ABOUT THIS EXERCISE:
Copy, from the data below, every line that has "Receipts" in it.

[PROVIDED INFORMATION — start]

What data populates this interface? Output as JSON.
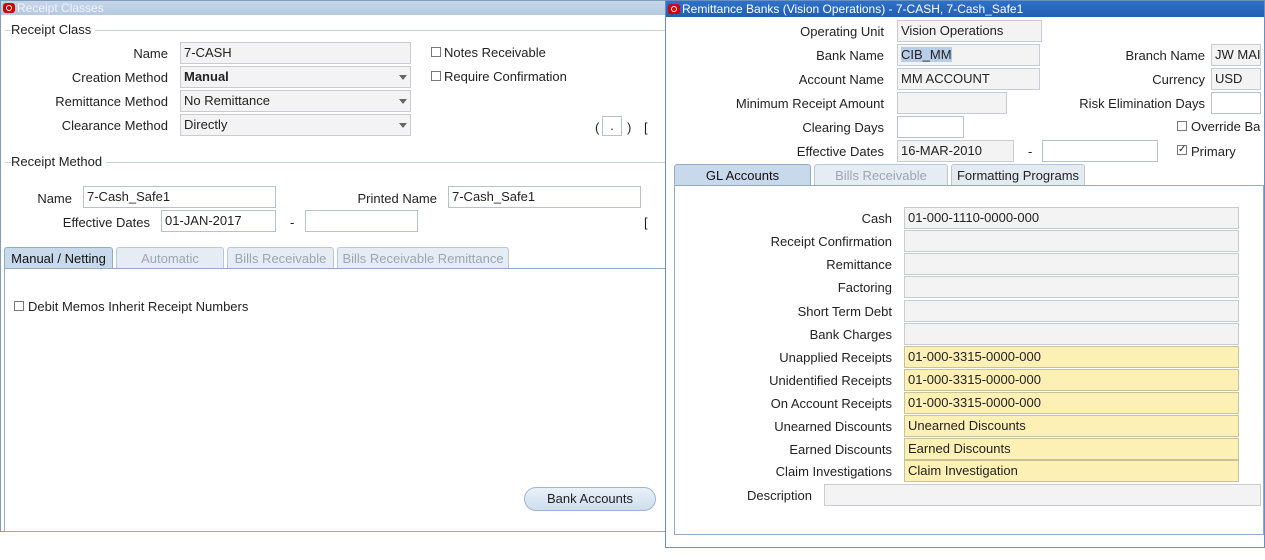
{
  "receipt_classes": {
    "window_title": "Receipt Classes",
    "section_receipt_class": "Receipt Class",
    "name_label": "Name",
    "name_value": "7-CASH",
    "creation_method_label": "Creation Method",
    "creation_method_value": "Manual",
    "remittance_method_label": "Remittance Method",
    "remittance_method_value": "No Remittance",
    "clearance_method_label": "Clearance Method",
    "clearance_method_value": "Directly",
    "notes_receivable_label": "Notes Receivable",
    "require_confirmation_label": "Require Confirmation",
    "paren_open": "(",
    "paren_close": ")",
    "dot": ".",
    "bracket": "[",
    "section_receipt_method": "Receipt Method",
    "rm_name_label": "Name",
    "rm_name_value": "7-Cash_Safe1",
    "printed_name_label": "Printed Name",
    "printed_name_value": "7-Cash_Safe1",
    "effective_dates_label": "Effective Dates",
    "effective_from": "01-JAN-2017",
    "effective_to": "",
    "dash": "-",
    "tabs": [
      "Manual / Netting",
      "Automatic",
      "Bills Receivable",
      "Bills Receivable Remittance"
    ],
    "debit_memos_label": "Debit Memos Inherit Receipt Numbers",
    "bank_accounts_button": "Bank Accounts"
  },
  "remittance_banks": {
    "window_title": "Remittance Banks (Vision Operations) - 7-CASH, 7-Cash_Safe1",
    "operating_unit_label": "Operating Unit",
    "operating_unit_value": "Vision Operations",
    "bank_name_label": "Bank Name",
    "bank_name_value": "CIB_MM",
    "branch_name_label": "Branch Name",
    "branch_name_value": "JW MAI",
    "account_name_label": "Account Name",
    "account_name_value": "MM ACCOUNT",
    "currency_label": "Currency",
    "currency_value": "USD",
    "min_receipt_label": "Minimum Receipt Amount",
    "min_receipt_value": "",
    "risk_elim_label": "Risk Elimination Days",
    "risk_elim_value": "",
    "clearing_days_label": "Clearing Days",
    "clearing_days_value": "",
    "override_label": "Override Ba",
    "effective_dates_label": "Effective Dates",
    "effective_from": "16-MAR-2010",
    "effective_to": "",
    "dash": "-",
    "primary_label": "Primary",
    "primary_checked": "✓",
    "tabs": [
      "GL Accounts",
      "Bills Receivable",
      "Formatting Programs"
    ],
    "gl": {
      "cash_label": "Cash",
      "cash_value": "01-000-1110-0000-000",
      "receipt_confirmation_label": "Receipt Confirmation",
      "receipt_confirmation_value": "",
      "remittance_label": "Remittance",
      "remittance_value": "",
      "factoring_label": "Factoring",
      "factoring_value": "",
      "short_term_debt_label": "Short Term Debt",
      "short_term_debt_value": "",
      "bank_charges_label": "Bank Charges",
      "bank_charges_value": "",
      "unapplied_label": "Unapplied Receipts",
      "unapplied_value": "01-000-3315-0000-000",
      "unidentified_label": "Unidentified Receipts",
      "unidentified_value": "01-000-3315-0000-000",
      "on_account_label": "On Account Receipts",
      "on_account_value": "01-000-3315-0000-000",
      "unearned_label": "Unearned Discounts",
      "unearned_value": "Unearned Discounts",
      "earned_label": "Earned Discounts",
      "earned_value": "Earned Discounts",
      "claim_label": "Claim Investigations",
      "claim_value": "Claim Investigation",
      "description_label": "Description",
      "description_value": ""
    }
  }
}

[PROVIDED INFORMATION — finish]

COMPLETED TASK:
      "unapplied_label": "Unapplied Receipts",
      "unidentified_label": "Unidentified Receipts",
      "on_account_label": "On Account Receipts",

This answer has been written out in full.